Firebird Suite (1919)
Suite from “The Firebird”
Igor Stravinsky (1882–1971)
Duration: 23 minutes
A quick series of events led to the rapid rise of Igor Stravinsky from unknown composer to the enfant terrible of the musical world. In 1908, Stravinsky wrote a short piece (Fireworks) to celebrate the wedding of the daughter of his beloved teacher, Nicholas Rimsky-Korsakov. Just a few days after he completed the score, Rimsky-Korsakov passed away and Stravinsky lost an important advocate for his music. Then, a few months later, Stravinsky gained a new champion when the great ballet impresario Sergei Diaghilev heard a performance of Fireworks.
Because of that hearing, Diaghilev asked Stravinsky to arrange a few pieces by other composers (Chopin and Grieg) for the opening season of the Ballets Russes in Paris. The success of those pieces didn’t immediately help Stravinsky. Diaghilev and the choreographer Michel Fokine asked another Russian composer, Anatol Liadov, to write the music for a new ballet based on the story of The Firebird. Liadov was something of a procrastinator so, needing music soon, Diaghilev turned to the young Stravinsky. He started work on The Firebird in November 1909, and had the completed score ready for Diaghilev by April 1910. “Mark him well,” Diaghilev said to the prima ballerina during a rehearsal. “He is a man on the eve of celebrity.” Indeed he was. Between 1910 and 1913, Stravinsky wrote three ballets for the Ballet Russes: The Firebird, Petrouchka, and The Rite of Spring. The success of those ballets put Stravinsky at the head of the avant-garde, and forever changed “classical” music.

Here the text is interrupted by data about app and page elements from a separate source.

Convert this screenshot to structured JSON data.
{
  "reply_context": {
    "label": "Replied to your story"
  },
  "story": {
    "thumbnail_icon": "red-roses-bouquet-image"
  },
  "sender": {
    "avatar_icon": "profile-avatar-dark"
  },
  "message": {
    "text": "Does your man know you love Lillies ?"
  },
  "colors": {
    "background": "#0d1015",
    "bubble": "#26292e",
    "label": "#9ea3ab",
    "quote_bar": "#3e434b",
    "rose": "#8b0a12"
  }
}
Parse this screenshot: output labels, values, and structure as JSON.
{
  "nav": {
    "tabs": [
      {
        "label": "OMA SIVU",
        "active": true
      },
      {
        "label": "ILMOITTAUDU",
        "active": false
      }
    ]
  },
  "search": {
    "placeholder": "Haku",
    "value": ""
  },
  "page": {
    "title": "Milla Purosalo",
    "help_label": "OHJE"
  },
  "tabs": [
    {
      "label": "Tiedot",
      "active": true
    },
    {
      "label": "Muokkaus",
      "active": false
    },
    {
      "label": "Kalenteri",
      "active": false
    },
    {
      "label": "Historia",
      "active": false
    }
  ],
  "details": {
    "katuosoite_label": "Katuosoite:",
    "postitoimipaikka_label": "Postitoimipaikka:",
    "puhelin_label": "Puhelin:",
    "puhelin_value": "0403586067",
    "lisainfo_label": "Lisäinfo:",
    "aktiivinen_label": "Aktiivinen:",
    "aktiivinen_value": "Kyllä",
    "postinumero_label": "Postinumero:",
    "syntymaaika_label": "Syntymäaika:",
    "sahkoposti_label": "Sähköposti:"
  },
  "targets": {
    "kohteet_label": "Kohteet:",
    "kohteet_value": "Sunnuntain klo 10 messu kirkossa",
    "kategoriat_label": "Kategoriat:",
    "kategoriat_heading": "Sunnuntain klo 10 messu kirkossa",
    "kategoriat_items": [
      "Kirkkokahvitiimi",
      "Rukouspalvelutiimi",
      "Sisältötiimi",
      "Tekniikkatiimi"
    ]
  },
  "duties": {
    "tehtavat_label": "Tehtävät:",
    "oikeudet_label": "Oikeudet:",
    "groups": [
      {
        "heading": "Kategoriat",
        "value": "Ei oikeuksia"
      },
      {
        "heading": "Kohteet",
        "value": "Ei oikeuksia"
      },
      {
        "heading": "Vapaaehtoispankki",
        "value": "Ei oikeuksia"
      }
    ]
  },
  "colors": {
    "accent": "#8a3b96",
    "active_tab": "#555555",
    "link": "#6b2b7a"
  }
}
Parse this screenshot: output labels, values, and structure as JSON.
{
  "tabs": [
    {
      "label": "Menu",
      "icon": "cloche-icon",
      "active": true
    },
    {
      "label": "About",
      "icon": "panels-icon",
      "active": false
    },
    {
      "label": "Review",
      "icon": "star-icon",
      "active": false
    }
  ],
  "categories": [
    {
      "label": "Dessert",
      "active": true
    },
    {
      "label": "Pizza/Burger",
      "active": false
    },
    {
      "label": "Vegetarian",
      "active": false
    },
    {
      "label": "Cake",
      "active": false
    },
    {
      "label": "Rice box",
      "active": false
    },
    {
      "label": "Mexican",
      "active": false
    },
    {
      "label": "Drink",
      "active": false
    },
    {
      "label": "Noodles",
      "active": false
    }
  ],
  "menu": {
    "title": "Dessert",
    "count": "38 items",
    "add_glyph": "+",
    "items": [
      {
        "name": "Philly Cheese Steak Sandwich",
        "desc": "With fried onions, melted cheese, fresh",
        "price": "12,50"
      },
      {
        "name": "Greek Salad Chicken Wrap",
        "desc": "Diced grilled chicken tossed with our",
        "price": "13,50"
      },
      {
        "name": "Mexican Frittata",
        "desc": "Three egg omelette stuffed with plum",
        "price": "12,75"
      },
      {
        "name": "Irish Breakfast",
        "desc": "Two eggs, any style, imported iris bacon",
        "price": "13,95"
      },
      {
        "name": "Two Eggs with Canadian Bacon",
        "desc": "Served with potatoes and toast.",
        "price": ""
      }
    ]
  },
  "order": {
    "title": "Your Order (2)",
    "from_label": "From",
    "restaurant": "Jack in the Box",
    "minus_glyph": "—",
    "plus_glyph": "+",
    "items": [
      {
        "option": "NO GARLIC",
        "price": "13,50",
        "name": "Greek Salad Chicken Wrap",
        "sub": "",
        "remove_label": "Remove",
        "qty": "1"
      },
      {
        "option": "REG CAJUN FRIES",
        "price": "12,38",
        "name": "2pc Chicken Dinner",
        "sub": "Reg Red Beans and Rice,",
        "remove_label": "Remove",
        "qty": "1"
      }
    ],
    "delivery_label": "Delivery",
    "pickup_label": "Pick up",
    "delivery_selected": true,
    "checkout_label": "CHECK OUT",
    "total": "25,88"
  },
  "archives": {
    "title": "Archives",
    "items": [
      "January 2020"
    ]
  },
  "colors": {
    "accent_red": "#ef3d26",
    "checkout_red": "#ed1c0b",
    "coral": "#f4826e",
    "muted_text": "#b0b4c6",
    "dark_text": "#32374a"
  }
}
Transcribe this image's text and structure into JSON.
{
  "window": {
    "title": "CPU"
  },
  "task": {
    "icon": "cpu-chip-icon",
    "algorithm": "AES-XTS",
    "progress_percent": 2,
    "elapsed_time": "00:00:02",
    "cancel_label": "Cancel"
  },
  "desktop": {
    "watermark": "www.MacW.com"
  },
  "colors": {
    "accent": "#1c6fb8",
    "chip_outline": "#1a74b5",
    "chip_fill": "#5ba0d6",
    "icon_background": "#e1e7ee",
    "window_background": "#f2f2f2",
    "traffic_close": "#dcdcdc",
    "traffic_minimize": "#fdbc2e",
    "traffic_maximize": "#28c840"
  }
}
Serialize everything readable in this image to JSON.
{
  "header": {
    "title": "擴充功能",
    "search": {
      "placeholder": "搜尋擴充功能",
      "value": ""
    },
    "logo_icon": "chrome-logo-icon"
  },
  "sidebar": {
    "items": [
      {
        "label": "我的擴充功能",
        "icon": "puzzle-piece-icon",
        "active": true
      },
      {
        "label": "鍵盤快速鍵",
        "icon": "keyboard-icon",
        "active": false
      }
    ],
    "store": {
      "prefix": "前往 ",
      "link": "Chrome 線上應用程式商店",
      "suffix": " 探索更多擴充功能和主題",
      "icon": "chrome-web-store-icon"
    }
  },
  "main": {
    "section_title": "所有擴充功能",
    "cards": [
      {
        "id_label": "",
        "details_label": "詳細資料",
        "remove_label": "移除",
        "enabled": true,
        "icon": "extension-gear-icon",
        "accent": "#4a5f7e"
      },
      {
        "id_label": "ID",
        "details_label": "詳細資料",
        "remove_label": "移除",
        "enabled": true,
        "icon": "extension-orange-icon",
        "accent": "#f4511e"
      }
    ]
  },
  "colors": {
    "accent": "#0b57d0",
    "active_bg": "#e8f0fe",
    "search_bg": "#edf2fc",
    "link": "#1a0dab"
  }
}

Stravinsky based The Firebird on a number of Russian folk tales. Prince Ivan catches a magic bird who, in exchange for her release, grants one of her feathers to him with the promise that she will come to Ivan’s aid if he ever needs it. Later, the Prince stumbles upon the ancient castle of the evil King Kastchei, who holds thirteen princesses captive. The prince falls in love with one of them, and then Kastchei captures him. Ivan remembers the magic feather and summons the Firebird. She arrives and causes all of the evil inhabitants of the castle to dance themselves to exhaustion. After lulling everyone to sleep, the Firebird leads Ivan to a huge egg that contains Kastchei’s evil soul. He smashes the egg, Kastchei dies, and the prince and princess marry.
Stravinsky produced three separate suites from the full-length ballet. The one from 1911 uses a huge orchestra. The one most frequently performed (and used tonight) comes from 1919. It uses a more standard-sized orchestra. In 1946, while living in America, Stravinsky extracted a third suite, again using a smaller orchestra, but including more selections from the ballet.
In the first movement of this suite, we hear the Prince as he is wandering around at night. A sudden shimmering announces the Firebird and the second movement: her solo dance. The third movement is the dance of the princesses outside of the castle. The fourth movement abruptly shatters the stillness of the princesses’ dance. It is the frenetic dance of King Kastchei and all of his entourage. The final movement is the Firebird’s song that lulls all of the enemies to sleep. It leads directly to the brilliant and majestic ending of the ballet. When the brilliant Russian pianist and composer Sergei Rachmaninoff heard The Firebird, his only comment was, “Lord, how much more than genius this is—it is real Russia!”